(Element data from apps and pages)
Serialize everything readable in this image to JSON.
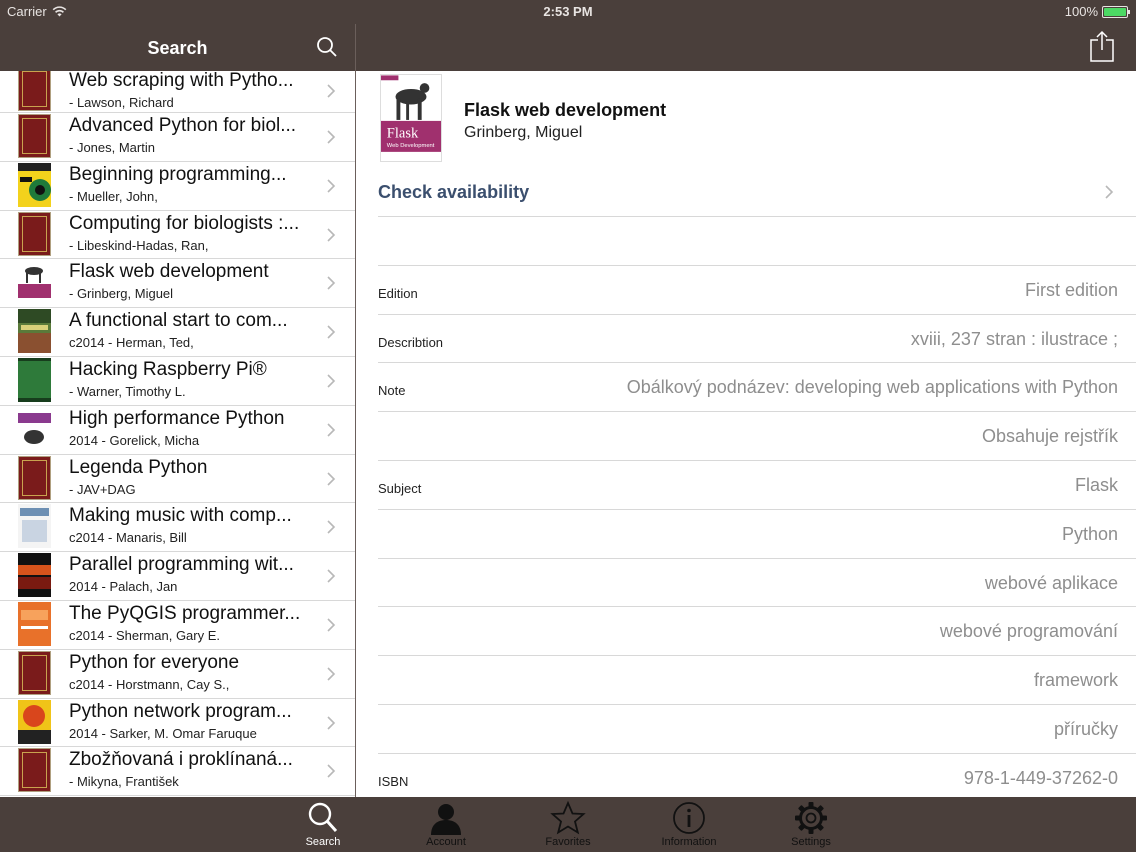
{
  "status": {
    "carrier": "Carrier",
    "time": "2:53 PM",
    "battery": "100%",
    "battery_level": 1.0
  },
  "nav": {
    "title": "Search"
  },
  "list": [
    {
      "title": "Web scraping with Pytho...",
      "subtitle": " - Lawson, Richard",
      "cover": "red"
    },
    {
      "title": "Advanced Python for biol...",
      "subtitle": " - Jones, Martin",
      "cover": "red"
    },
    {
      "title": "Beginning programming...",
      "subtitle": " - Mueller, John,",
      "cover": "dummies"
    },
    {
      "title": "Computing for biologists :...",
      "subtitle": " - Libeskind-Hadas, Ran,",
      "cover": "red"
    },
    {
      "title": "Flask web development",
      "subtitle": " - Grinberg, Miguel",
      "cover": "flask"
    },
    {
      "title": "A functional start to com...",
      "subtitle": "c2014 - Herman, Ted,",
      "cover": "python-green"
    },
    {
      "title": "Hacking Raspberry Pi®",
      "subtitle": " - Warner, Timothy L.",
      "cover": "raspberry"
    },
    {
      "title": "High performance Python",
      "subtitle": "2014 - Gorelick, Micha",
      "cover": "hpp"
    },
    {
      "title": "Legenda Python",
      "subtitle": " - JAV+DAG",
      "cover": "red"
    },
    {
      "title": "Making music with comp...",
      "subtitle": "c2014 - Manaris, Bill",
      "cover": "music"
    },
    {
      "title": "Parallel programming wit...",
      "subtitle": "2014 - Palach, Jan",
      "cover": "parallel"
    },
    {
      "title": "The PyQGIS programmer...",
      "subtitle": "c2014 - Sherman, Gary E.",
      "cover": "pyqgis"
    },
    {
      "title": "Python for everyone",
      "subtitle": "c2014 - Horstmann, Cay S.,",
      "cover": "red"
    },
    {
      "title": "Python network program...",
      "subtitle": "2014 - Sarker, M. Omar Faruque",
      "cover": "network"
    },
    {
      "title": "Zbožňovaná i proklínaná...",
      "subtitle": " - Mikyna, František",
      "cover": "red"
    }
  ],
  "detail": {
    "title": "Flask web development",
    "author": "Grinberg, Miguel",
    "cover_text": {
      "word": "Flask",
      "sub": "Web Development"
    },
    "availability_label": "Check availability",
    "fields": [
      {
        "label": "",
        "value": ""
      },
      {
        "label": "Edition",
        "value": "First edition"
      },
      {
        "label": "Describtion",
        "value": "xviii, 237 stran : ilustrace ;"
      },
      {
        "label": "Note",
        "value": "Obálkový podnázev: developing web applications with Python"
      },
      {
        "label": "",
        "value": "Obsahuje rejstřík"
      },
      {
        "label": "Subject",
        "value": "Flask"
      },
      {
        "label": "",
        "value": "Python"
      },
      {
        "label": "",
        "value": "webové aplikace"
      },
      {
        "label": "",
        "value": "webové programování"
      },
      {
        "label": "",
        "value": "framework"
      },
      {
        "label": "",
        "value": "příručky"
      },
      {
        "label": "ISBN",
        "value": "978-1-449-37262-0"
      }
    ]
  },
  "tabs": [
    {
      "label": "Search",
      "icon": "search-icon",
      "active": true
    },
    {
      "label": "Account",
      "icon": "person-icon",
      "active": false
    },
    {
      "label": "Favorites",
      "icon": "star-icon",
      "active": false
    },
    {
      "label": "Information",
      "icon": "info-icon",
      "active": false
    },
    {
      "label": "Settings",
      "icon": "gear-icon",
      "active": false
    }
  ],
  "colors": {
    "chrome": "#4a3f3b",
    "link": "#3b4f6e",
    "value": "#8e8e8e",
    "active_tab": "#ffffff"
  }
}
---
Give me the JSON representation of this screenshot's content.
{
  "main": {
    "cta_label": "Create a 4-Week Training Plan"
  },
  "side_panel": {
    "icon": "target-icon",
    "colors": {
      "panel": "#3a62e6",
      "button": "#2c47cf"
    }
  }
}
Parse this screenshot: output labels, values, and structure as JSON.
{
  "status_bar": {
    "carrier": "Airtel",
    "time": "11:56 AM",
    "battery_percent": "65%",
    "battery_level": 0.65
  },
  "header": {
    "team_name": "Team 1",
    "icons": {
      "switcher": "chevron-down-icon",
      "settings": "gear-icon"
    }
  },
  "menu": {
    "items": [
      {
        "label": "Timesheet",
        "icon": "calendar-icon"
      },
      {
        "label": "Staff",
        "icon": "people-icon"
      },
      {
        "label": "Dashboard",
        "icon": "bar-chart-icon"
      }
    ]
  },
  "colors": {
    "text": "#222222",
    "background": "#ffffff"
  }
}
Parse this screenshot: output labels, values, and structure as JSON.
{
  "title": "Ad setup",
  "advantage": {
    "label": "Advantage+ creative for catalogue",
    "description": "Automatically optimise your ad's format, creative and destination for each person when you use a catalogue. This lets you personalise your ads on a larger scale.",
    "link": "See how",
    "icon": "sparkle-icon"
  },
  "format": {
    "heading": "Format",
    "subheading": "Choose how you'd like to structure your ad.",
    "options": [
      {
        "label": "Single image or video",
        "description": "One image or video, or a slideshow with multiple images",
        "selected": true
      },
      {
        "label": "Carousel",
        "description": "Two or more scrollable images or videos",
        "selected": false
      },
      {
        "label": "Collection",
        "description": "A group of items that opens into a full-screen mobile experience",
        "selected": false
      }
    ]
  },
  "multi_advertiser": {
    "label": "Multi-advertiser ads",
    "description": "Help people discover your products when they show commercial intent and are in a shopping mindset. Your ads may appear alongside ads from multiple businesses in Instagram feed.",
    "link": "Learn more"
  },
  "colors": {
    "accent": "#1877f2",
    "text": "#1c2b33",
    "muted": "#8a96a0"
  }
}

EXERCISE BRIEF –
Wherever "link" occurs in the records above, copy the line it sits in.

RESULT OF THE TASK –
    "link": "#3b4f6e",
    "link": "See how",
    "link": "Learn more"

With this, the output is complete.